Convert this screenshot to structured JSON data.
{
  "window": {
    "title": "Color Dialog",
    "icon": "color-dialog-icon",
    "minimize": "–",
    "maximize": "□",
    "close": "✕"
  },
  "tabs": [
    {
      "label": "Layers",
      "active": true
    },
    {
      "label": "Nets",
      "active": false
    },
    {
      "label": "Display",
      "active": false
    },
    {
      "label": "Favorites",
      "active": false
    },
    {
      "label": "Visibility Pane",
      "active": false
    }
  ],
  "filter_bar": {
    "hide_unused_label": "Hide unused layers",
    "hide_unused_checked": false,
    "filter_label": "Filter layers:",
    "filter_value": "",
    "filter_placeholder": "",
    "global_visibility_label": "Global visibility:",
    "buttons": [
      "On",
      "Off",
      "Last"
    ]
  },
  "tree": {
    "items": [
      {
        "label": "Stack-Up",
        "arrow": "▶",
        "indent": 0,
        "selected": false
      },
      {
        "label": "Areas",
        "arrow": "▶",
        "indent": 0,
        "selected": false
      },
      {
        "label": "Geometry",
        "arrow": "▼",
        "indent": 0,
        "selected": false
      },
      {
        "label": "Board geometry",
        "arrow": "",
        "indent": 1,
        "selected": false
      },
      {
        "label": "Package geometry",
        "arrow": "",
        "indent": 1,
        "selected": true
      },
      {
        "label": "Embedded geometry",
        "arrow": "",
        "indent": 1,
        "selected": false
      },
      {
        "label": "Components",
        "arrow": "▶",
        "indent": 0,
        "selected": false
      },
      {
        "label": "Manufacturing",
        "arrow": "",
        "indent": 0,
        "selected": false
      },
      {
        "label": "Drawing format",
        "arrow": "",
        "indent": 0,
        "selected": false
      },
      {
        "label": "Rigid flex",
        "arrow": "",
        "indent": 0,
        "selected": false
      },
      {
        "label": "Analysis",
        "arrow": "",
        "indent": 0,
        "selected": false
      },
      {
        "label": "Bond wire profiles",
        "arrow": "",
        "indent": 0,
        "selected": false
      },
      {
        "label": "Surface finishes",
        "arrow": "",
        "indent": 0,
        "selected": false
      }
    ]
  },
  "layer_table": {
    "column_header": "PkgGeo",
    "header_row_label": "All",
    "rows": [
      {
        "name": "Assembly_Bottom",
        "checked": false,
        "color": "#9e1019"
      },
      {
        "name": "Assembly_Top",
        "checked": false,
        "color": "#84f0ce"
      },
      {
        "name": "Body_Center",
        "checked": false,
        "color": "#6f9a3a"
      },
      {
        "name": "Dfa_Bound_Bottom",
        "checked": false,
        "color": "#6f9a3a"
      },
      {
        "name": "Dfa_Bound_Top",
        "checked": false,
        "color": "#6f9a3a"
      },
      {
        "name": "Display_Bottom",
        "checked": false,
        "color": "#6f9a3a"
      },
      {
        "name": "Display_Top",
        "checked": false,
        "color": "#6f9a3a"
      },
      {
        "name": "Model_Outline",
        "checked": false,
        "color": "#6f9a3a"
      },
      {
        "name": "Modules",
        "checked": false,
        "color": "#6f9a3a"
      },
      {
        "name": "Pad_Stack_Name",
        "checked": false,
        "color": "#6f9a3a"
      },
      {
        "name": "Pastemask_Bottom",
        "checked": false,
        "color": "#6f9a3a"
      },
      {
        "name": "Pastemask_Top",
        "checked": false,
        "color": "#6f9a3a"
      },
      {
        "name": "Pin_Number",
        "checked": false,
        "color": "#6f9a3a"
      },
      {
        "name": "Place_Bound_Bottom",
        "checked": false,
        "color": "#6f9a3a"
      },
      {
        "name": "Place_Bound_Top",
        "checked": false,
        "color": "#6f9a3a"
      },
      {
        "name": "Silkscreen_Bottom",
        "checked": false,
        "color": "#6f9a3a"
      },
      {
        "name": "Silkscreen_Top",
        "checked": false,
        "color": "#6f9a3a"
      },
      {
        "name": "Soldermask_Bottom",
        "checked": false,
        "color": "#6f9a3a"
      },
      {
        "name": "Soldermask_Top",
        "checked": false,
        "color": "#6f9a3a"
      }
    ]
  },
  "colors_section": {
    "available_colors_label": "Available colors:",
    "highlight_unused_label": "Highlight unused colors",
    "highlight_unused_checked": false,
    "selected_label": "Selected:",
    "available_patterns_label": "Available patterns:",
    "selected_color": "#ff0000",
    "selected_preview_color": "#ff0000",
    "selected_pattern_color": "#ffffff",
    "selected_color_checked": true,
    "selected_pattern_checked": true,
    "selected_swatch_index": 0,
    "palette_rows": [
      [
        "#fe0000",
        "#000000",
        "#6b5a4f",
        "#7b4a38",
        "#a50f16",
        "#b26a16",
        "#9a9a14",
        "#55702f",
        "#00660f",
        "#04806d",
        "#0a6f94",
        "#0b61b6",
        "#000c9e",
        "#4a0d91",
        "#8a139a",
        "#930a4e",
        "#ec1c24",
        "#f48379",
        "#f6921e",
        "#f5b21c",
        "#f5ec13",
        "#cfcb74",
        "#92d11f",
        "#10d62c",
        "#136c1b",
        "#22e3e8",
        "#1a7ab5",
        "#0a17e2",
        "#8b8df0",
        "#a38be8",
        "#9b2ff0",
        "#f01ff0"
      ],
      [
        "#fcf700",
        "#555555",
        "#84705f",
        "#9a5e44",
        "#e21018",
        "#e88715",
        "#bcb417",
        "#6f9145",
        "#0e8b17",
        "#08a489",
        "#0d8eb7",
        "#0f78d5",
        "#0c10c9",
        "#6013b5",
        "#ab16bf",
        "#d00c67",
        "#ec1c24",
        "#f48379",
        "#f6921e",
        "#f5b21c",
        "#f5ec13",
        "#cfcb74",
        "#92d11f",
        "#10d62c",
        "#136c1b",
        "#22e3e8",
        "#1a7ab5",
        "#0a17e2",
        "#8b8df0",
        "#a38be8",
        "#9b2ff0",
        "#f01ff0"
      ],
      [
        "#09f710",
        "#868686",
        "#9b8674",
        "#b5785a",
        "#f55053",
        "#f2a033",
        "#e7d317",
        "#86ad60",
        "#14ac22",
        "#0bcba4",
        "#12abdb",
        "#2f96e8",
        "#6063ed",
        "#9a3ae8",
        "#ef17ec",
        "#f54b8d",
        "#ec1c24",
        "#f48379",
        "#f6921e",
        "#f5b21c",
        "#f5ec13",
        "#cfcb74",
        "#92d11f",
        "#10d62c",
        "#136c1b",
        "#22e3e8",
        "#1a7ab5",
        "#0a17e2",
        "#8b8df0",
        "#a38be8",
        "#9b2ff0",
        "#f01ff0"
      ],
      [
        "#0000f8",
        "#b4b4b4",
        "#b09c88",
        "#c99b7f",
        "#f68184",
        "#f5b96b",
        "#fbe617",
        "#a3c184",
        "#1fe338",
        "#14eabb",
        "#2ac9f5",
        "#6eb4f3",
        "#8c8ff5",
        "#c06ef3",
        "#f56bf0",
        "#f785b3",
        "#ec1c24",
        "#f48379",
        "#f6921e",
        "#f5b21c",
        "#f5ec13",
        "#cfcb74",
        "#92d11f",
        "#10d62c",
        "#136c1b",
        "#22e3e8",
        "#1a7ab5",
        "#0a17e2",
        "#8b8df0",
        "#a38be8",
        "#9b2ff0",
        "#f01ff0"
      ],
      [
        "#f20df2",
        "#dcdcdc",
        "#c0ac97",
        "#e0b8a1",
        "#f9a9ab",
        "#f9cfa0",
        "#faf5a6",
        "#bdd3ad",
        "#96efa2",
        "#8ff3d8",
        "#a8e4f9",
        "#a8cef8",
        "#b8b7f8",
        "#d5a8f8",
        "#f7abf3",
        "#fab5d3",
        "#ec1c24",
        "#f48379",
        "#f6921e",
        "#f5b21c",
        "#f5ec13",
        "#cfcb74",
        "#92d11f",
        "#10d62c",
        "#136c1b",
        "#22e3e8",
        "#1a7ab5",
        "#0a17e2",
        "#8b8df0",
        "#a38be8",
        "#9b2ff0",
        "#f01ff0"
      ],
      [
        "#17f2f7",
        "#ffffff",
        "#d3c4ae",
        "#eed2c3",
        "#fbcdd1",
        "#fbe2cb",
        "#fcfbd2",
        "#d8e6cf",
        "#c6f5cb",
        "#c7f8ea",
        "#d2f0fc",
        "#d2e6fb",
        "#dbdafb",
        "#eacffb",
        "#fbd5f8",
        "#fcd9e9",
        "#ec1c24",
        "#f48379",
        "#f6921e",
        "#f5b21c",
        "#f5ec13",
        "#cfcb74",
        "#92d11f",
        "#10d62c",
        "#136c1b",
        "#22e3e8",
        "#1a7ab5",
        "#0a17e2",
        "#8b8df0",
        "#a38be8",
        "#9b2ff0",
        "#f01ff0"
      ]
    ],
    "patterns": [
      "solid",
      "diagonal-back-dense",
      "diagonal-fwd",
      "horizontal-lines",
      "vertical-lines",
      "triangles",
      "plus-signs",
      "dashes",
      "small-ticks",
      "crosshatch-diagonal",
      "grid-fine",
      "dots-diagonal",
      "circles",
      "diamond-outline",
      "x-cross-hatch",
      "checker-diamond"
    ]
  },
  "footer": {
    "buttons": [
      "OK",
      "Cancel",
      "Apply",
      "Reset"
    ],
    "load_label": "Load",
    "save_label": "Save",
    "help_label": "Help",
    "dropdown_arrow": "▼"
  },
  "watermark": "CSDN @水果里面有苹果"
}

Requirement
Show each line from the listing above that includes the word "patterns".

Output
    "available_patterns_label": "Available patterns:",
    "patterns": [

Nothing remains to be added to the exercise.